* [WORK ORDER]: Go through the data below. Pull out every line that has the word "JSON".
INFORMATION PROVIDED below:
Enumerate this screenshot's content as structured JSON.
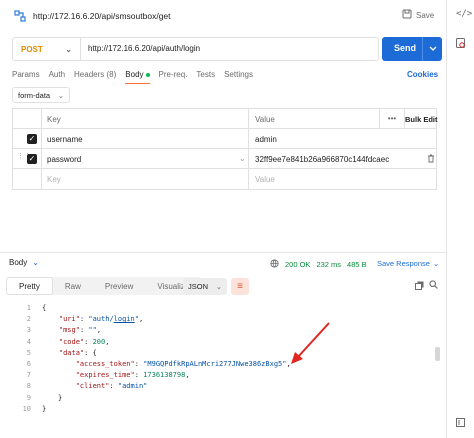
{
  "header": {
    "title": "http://172.16.6.20/api/smsoutbox/get",
    "save_label": "Save"
  },
  "request": {
    "method": "POST",
    "url": "http://172.16.6.20/api/auth/login",
    "send_label": "Send"
  },
  "tabs": [
    {
      "label": "Params"
    },
    {
      "label": "Auth"
    },
    {
      "label": "Headers (8)"
    },
    {
      "label": "Body"
    },
    {
      "label": "Pre-req."
    },
    {
      "label": "Tests"
    },
    {
      "label": "Settings"
    }
  ],
  "cookies_label": "Cookies",
  "body_mode": "form-data",
  "params_table": {
    "headers": {
      "key": "Key",
      "value": "Value",
      "bulk_edit": "Bulk Edit"
    },
    "rows": [
      {
        "key": "username",
        "value": "admin"
      },
      {
        "key": "password",
        "value": "32ff9ee7e841b26a966870c144fdcaec"
      }
    ],
    "placeholder": {
      "key": "Key",
      "value": "Value"
    }
  },
  "response": {
    "section_label": "Body",
    "status": "200 OK",
    "time": "232 ms",
    "size": "485 B",
    "save_response_label": "Save Response",
    "view_tabs": [
      {
        "label": "Pretty"
      },
      {
        "label": "Raw"
      },
      {
        "label": "Preview"
      },
      {
        "label": "Visualize"
      }
    ],
    "format": "JSON",
    "lines": {
      "l1": "{",
      "l2_key": "\"uri\"",
      "l2_val_a": "\"auth/",
      "l2_val_b": "login",
      "l2_val_c": "\"",
      "l3_key": "\"msg\"",
      "l3_val": "\"\"",
      "l4_key": "\"code\"",
      "l4_val": "200",
      "l5_key": "\"data\"",
      "l6_key": "\"access_token\"",
      "l6_val": "\"M9GQPdfkRpALnMcri277JNwe386zBxg5\"",
      "l7_key": "\"expires_time\"",
      "l7_val": "1736138798",
      "l8_key": "\"client\"",
      "l8_val": "\"admin\"",
      "l9": "}",
      "l10": "}"
    },
    "line_numbers": [
      "1",
      "2",
      "3",
      "4",
      "5",
      "6",
      "7",
      "8",
      "9",
      "10"
    ]
  },
  "colors": {
    "accent": "#1c6bd6",
    "method": "#e08a00",
    "arrow": "#e0261f",
    "status_ok": "#0a8a3a"
  }
}
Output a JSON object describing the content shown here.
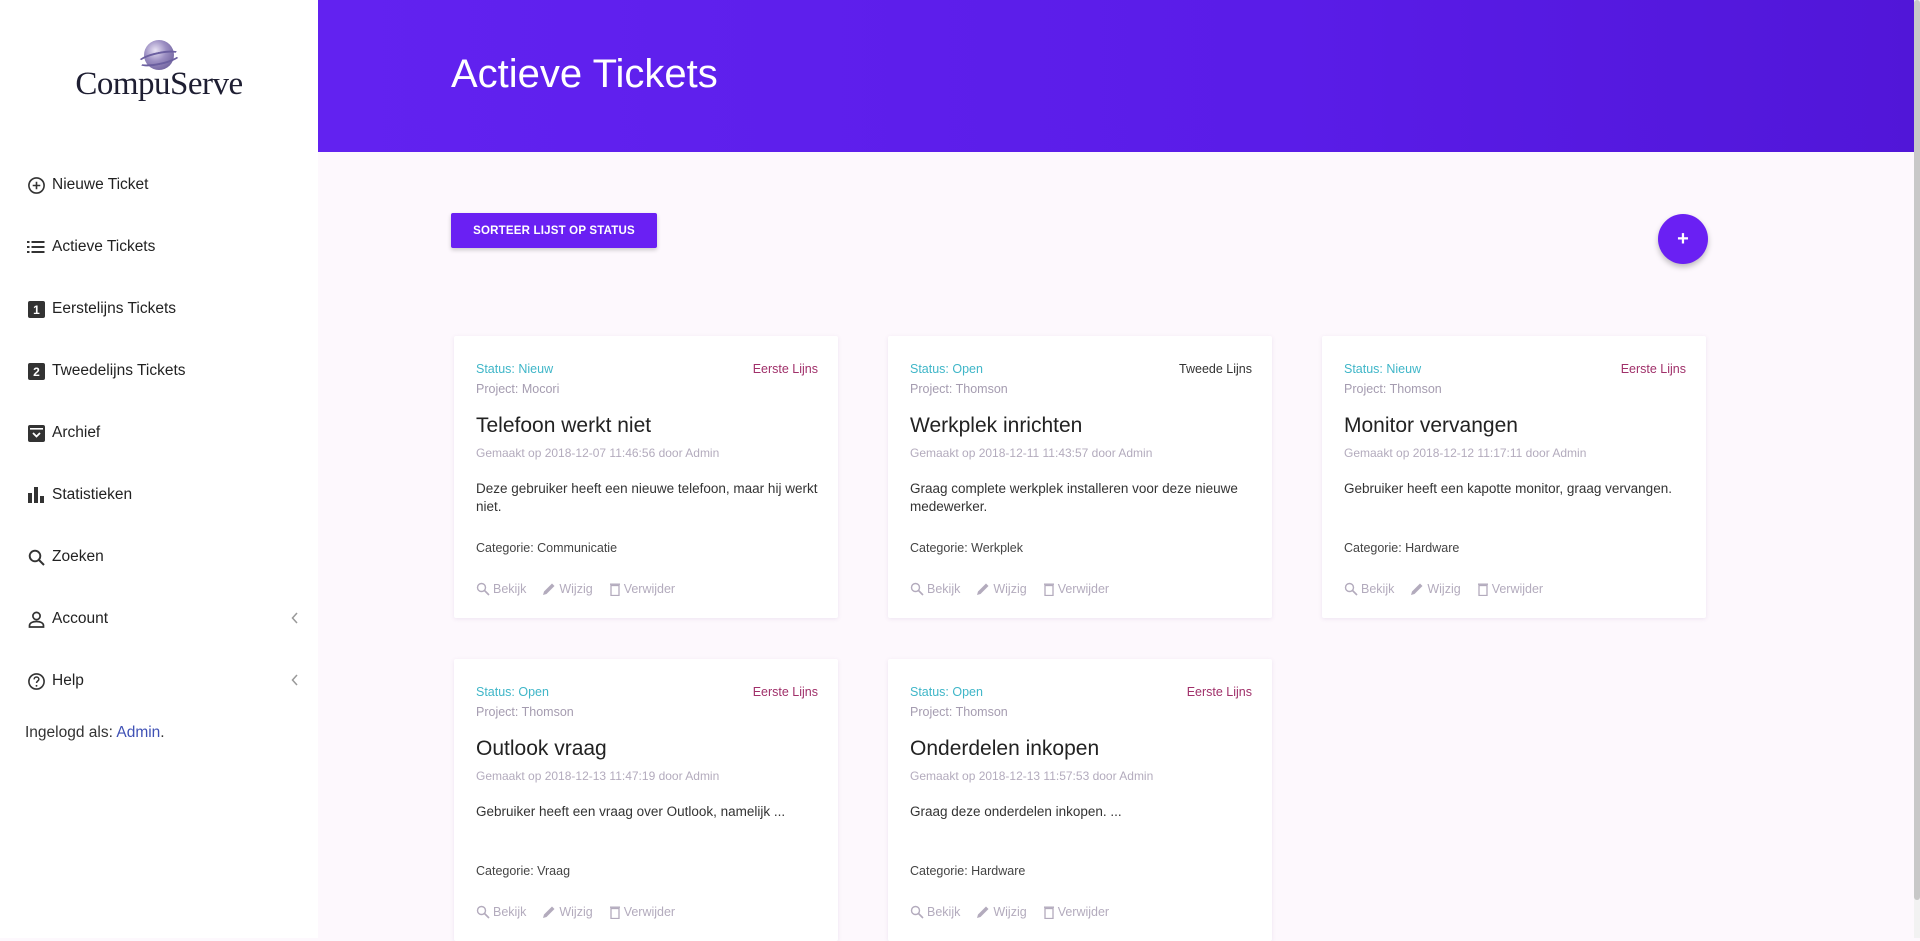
{
  "logo": {
    "text": "CompuServe"
  },
  "nav": {
    "items": [
      {
        "label": "Nieuwe Ticket",
        "icon": "plus-circle-icon"
      },
      {
        "label": "Actieve Tickets",
        "icon": "list-icon"
      },
      {
        "label": "Eerstelijns Tickets",
        "icon": "number-1-box-icon",
        "glyph": "1"
      },
      {
        "label": "Tweedelijns Tickets",
        "icon": "number-2-box-icon",
        "glyph": "2"
      },
      {
        "label": "Archief",
        "icon": "archive-icon"
      },
      {
        "label": "Statistieken",
        "icon": "bar-chart-icon"
      },
      {
        "label": "Zoeken",
        "icon": "search-icon"
      },
      {
        "label": "Account",
        "icon": "user-icon",
        "chevron": "‹"
      },
      {
        "label": "Help",
        "icon": "help-icon",
        "chevron": "‹"
      }
    ],
    "logged_in_prefix": "Ingelogd als: ",
    "logged_in_user": "Admin",
    "logged_in_suffix": "."
  },
  "header": {
    "title": "Actieve Tickets"
  },
  "toolbar": {
    "sort_label": "SORTEER LIJST OP STATUS",
    "add_label": "+"
  },
  "cards": [
    {
      "status": "Status: Nieuw",
      "line": "Eerste Lijns",
      "project": "Project: Mocori",
      "title": "Telefoon werkt niet",
      "meta": "Gemaakt op 2018-12-07 11:46:56 door Admin",
      "description": "Deze gebruiker heeft een nieuwe telefoon, maar hij werkt niet.",
      "category": "Categorie: Communicatie"
    },
    {
      "status": "Status: Open",
      "line": "Tweede Lijns",
      "project": "Project: Thomson",
      "title": "Werkplek inrichten",
      "meta": "Gemaakt op 2018-12-11 11:43:57 door Admin",
      "description": "Graag complete werkplek installeren voor deze nieuwe medewerker.",
      "category": "Categorie: Werkplek"
    },
    {
      "status": "Status: Nieuw",
      "line": "Eerste Lijns",
      "project": "Project: Thomson",
      "title": "Monitor vervangen",
      "meta": "Gemaakt op 2018-12-12 11:17:11 door Admin",
      "description": "Gebruiker heeft een kapotte monitor, graag vervangen.",
      "category": "Categorie: Hardware"
    },
    {
      "status": "Status: Open",
      "line": "Eerste Lijns",
      "project": "Project: Thomson",
      "title": "Outlook vraag",
      "meta": "Gemaakt op 2018-12-13 11:47:19 door Admin",
      "description": "Gebruiker heeft een vraag over Outlook, namelijk ...",
      "category": "Categorie: Vraag"
    },
    {
      "status": "Status: Open",
      "line": "Eerste Lijns",
      "project": "Project: Thomson",
      "title": "Onderdelen inkopen",
      "meta": "Gemaakt op 2018-12-13 11:57:53 door Admin",
      "description": "Graag deze onderdelen inkopen. ...",
      "category": "Categorie: Hardware"
    }
  ],
  "card_actions": {
    "view": "Bekijk",
    "edit": "Wijzig",
    "delete": "Verwijder"
  },
  "colors": {
    "accent": "#6a20f3",
    "header": "#5a1ce8",
    "status": "#3fb6c8",
    "line_first": "#a0306a",
    "line_second": "#333333"
  }
}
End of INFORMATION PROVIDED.
* [SOLUTION FOR THIS PROBLEM]:
Enumerate this screenshot's content as structured JSON.
    "format": "JSON",
Output a JSON object describing the content shown here.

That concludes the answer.